(Data excerpts)
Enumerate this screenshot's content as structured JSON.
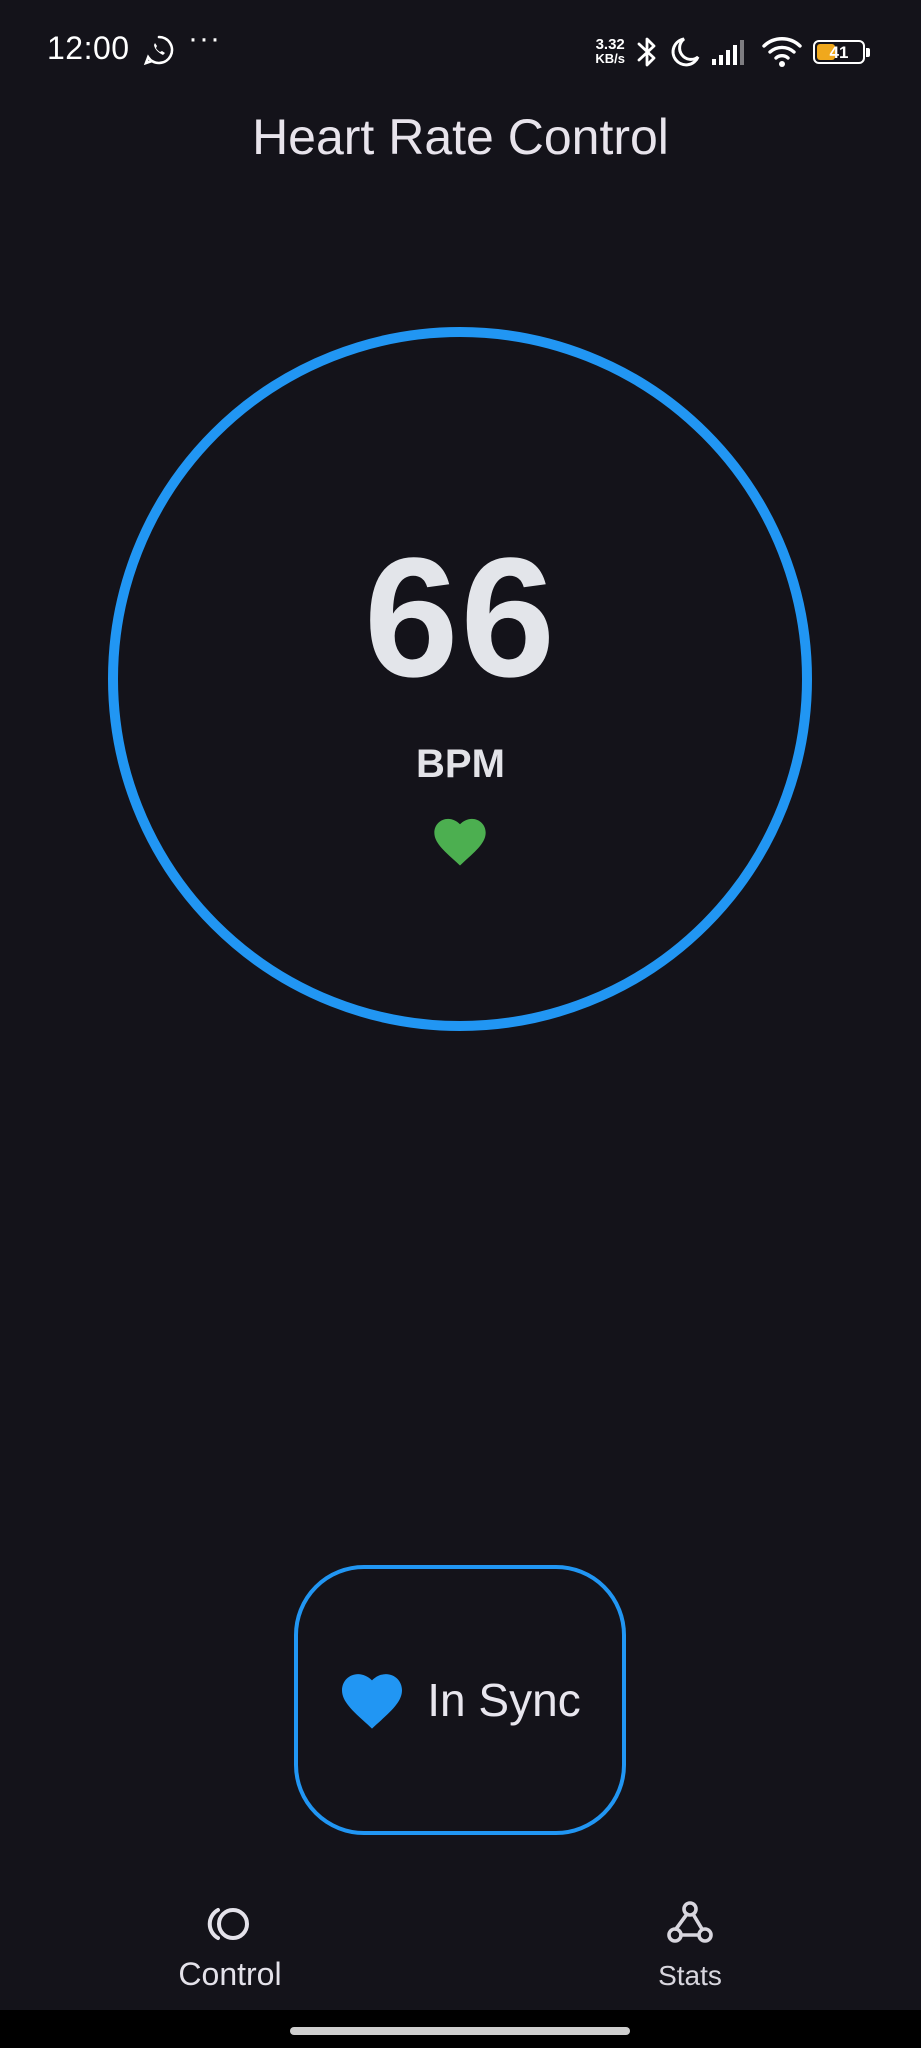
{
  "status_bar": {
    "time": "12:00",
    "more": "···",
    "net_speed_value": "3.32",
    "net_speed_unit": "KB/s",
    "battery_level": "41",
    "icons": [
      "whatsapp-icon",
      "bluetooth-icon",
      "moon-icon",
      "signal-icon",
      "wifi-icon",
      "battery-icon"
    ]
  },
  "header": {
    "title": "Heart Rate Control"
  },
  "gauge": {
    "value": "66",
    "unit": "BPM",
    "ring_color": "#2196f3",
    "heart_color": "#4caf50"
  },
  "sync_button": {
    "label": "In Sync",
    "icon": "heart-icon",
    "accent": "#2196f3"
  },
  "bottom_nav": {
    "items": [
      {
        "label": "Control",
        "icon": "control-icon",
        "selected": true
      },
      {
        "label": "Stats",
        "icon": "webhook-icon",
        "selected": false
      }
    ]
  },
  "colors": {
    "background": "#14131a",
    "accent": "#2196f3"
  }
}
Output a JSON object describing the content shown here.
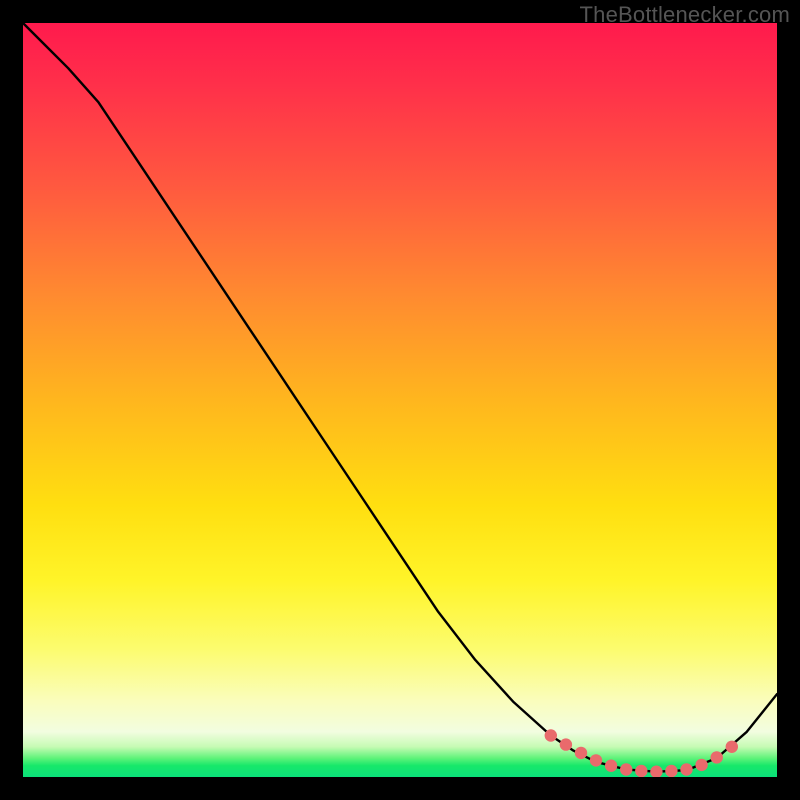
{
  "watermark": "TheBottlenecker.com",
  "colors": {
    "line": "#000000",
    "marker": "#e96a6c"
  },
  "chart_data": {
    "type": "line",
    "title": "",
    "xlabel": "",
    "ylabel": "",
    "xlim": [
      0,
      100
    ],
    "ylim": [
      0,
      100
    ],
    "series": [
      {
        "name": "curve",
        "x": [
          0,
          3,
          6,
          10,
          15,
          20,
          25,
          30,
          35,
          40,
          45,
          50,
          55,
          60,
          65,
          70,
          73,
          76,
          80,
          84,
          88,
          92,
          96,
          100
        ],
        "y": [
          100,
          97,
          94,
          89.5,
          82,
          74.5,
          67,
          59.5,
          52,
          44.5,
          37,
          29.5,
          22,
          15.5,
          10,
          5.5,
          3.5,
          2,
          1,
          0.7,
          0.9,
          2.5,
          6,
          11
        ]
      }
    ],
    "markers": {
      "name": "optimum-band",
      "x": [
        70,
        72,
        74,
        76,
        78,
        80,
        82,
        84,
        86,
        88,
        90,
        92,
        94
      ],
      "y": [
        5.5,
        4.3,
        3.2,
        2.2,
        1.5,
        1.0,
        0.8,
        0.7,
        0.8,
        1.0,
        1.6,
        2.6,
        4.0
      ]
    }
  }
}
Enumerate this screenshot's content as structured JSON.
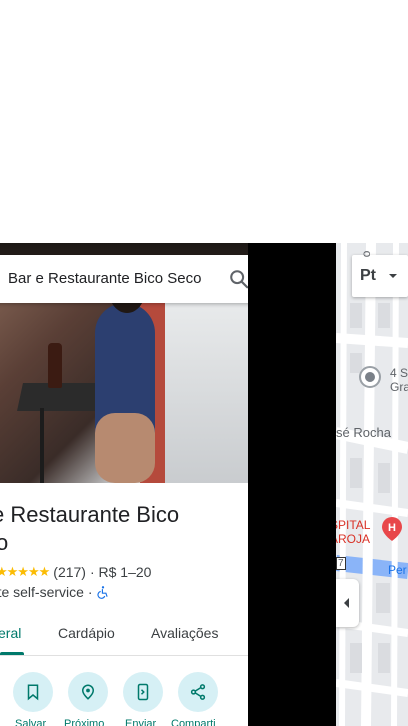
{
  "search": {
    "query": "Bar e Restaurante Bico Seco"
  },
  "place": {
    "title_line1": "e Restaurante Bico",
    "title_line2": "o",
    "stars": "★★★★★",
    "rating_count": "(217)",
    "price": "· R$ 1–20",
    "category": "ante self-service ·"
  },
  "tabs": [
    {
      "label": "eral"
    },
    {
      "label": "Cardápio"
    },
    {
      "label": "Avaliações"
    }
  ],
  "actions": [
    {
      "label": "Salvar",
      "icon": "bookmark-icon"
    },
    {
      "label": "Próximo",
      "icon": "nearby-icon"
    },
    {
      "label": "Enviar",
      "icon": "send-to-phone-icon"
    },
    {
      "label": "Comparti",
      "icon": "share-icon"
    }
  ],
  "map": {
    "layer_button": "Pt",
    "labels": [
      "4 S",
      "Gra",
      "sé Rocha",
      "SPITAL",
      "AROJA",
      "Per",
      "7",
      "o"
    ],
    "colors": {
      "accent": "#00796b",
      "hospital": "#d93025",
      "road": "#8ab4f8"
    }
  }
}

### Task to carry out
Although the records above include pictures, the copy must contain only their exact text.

### Output below
Enumerate this screenshot's content as structured JSON.
{
  "status_bar": {
    "time": "12:00",
    "more": "···",
    "net_speed_value": "3.32",
    "net_speed_unit": "KB/s",
    "battery_level": "41",
    "icons": [
      "whatsapp-icon",
      "bluetooth-icon",
      "moon-icon",
      "signal-icon",
      "wifi-icon",
      "battery-icon"
    ]
  },
  "header": {
    "title": "Heart Rate Control"
  },
  "gauge": {
    "value": "66",
    "unit": "BPM",
    "ring_color": "#2196f3",
    "heart_color": "#4caf50"
  },
  "sync_button": {
    "label": "In Sync",
    "icon": "heart-icon",
    "accent": "#2196f3"
  },
  "bottom_nav": {
    "items": [
      {
        "label": "Control",
        "icon": "control-icon",
        "selected": true
      },
      {
        "label": "Stats",
        "icon": "webhook-icon",
        "selected": false
      }
    ]
  },
  "colors": {
    "background": "#14131a",
    "accent": "#2196f3"
  }
}
Output a JSON object describing the content shown here.
{
  "watermark": "TheBottlenecker.com",
  "colors": {
    "line": "#000000",
    "marker": "#e96a6c"
  },
  "chart_data": {
    "type": "line",
    "title": "",
    "xlabel": "",
    "ylabel": "",
    "xlim": [
      0,
      100
    ],
    "ylim": [
      0,
      100
    ],
    "series": [
      {
        "name": "curve",
        "x": [
          0,
          3,
          6,
          10,
          15,
          20,
          25,
          30,
          35,
          40,
          45,
          50,
          55,
          60,
          65,
          70,
          73,
          76,
          80,
          84,
          88,
          92,
          96,
          100
        ],
        "y": [
          100,
          97,
          94,
          89.5,
          82,
          74.5,
          67,
          59.5,
          52,
          44.5,
          37,
          29.5,
          22,
          15.5,
          10,
          5.5,
          3.5,
          2,
          1,
          0.7,
          0.9,
          2.5,
          6,
          11
        ]
      }
    ],
    "markers": {
      "name": "optimum-band",
      "x": [
        70,
        72,
        74,
        76,
        78,
        80,
        82,
        84,
        86,
        88,
        90,
        92,
        94
      ],
      "y": [
        5.5,
        4.3,
        3.2,
        2.2,
        1.5,
        1.0,
        0.8,
        0.7,
        0.8,
        1.0,
        1.6,
        2.6,
        4.0
      ]
    }
  }
}
Enumerate this screenshot's content as structured JSON.
{
  "search": {
    "query": "Bar e Restaurante Bico Seco"
  },
  "place": {
    "title_line1": "e Restaurante Bico",
    "title_line2": "o",
    "stars": "★★★★★",
    "rating_count": "(217)",
    "price": "· R$ 1–20",
    "category": "ante self-service ·"
  },
  "tabs": [
    {
      "label": "eral"
    },
    {
      "label": "Cardápio"
    },
    {
      "label": "Avaliações"
    }
  ],
  "actions": [
    {
      "label": "Salvar",
      "icon": "bookmark-icon"
    },
    {
      "label": "Próximo",
      "icon": "nearby-icon"
    },
    {
      "label": "Enviar",
      "icon": "send-to-phone-icon"
    },
    {
      "label": "Comparti",
      "icon": "share-icon"
    }
  ],
  "map": {
    "layer_button": "Pt",
    "labels": [
      "4 S",
      "Gra",
      "sé Rocha",
      "SPITAL",
      "AROJA",
      "Per",
      "7",
      "o"
    ],
    "colors": {
      "accent": "#00796b",
      "hospital": "#d93025",
      "road": "#8ab4f8"
    }
  }
}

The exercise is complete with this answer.